      t
      On May 1, 2007, at 01:30 AM, Oliver Bown wrote:
      > Thanks Ben, that's a neat idea which I'd love to see implemented.
      > Presumably there are other contexts (beyond Max/MSP) where
      > developers would be interested in this dual memory access for one
      > reason or another. In the meantime, space IS an issue so I guess
      > I'm going to take the leap into the Java void and use AudioFileBuffer.
      >
      > On 1 May 2007, at 04:35, Ben Nevile wrote:
      >
      >> Hi Ollie,
      >>
      >> In the past there has been some talk amongst the mxj development team
      >> about trying to figure out a way to "wrap" a C buffer~ inside a java
      >> array data container in order to trick Java and C buffer~ objects
      >> into
      >> using the same memory. However it doesn't look like we're going
      >> to be
      >> able to devote any energy towards that end for quite some time. If
      >> memory is not at a premium, you could perhaps make an abstraction
      >> that
      >> contains both a regular buffer~ object and a paired mxj object whose
      >> sole job is to move the buffer~ data into a Java array for quick

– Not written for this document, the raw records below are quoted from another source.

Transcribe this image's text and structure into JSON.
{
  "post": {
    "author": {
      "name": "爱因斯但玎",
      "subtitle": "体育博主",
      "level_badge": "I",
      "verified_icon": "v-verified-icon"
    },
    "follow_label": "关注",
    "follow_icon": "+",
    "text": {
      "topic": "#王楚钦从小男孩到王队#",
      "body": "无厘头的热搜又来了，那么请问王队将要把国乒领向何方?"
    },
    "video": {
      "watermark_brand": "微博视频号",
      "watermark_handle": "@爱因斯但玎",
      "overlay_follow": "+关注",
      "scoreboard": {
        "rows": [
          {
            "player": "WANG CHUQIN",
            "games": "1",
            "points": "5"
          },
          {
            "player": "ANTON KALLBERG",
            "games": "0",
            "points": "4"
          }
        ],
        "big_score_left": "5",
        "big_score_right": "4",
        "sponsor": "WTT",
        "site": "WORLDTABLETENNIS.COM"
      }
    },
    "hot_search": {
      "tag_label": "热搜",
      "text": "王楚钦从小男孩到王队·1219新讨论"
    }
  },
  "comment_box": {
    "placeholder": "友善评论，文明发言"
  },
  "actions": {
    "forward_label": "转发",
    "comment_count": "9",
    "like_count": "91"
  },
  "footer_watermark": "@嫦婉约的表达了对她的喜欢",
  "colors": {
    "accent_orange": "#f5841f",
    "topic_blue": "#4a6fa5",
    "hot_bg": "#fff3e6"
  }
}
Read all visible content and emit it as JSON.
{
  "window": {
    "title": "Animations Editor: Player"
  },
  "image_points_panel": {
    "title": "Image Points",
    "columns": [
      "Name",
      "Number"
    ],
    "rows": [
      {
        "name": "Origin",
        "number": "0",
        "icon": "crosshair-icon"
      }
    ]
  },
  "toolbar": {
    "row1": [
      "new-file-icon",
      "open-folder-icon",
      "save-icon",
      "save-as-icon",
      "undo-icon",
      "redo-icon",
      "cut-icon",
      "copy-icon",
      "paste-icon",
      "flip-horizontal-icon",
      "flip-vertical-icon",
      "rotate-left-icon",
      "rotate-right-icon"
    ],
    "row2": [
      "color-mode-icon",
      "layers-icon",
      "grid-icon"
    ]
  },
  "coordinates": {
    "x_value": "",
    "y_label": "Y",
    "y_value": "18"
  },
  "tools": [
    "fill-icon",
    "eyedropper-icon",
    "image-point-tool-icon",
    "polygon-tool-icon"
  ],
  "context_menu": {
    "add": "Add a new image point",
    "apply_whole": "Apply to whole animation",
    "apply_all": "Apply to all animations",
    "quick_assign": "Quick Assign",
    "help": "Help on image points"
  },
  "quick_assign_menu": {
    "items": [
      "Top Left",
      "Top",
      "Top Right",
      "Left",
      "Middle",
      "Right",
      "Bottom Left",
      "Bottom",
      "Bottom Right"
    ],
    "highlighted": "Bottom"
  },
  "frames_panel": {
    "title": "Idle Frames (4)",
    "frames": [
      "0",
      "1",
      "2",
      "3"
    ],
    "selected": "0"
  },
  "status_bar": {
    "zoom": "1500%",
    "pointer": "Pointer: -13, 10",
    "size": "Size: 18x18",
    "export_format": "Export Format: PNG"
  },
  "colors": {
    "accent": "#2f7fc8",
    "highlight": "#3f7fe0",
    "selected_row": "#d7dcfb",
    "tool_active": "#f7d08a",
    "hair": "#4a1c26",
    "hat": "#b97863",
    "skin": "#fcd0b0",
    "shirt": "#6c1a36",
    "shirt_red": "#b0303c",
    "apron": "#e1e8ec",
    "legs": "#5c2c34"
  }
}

      >> access by your playback objects. It's not a very elegant solution,
      >> but it may do the trick.
      >>
      >> Ben
      >
    • May 01 2007 | 5:14 pm
      sorry ollie.
      somehow i missed you mentioning that exactly!
      t
      On May 1, 2007, at 09:56 AM, topher lafata wrote:
      > you could also look at
      > com.cycling74.msp.AudioFileBuffer.
      > it allows you to load an audio file into memory purely in java.
      > t
      >
      > On May 1, 2007, at 01:30 AM, Oliver Bown wrote:
      >
      >> Thanks Ben, that's a neat idea which I'd love to see implemented.
      >> Presumably there are other contexts (beyond Max/MSP) where
      >> developers would be interested in this dual memory access for one
      >> reason or another. In the meantime, space IS an issue so I guess
      >> I'm going to take the leap into the Java void and use
      >> AudioFileBuffer.
      >>
      >> On 1 May 2007, at 04:35, Ben Nevile wrote:
      >>
      >>> Hi Ollie,
      >>>
      >>> In the past there has been some talk amongst the mxj development
      >>> team
      >>> about trying to figure out a way to "wrap" a C buffer~ inside a java
      >>> array data container in order to trick Java and C buffer~ objects
      >>> into
      >>> using the same memory. However it doesn't look like we're going
      >>> to be
      >>> able to devote any energy towards that end for quite some time. If
      >>> memory is not at a premium, you could perhaps make an abstraction
      >>> that
      >>> contains both a regular buffer~ object and a paired mxj object whose
      >>> sole job is to move the buffer~ data into a Java array for quick
      >>> access by your playback objects. It's not a very elegant solution,
      >>> but it may do the trick.
      >>>
      >>> Ben
      >>
      >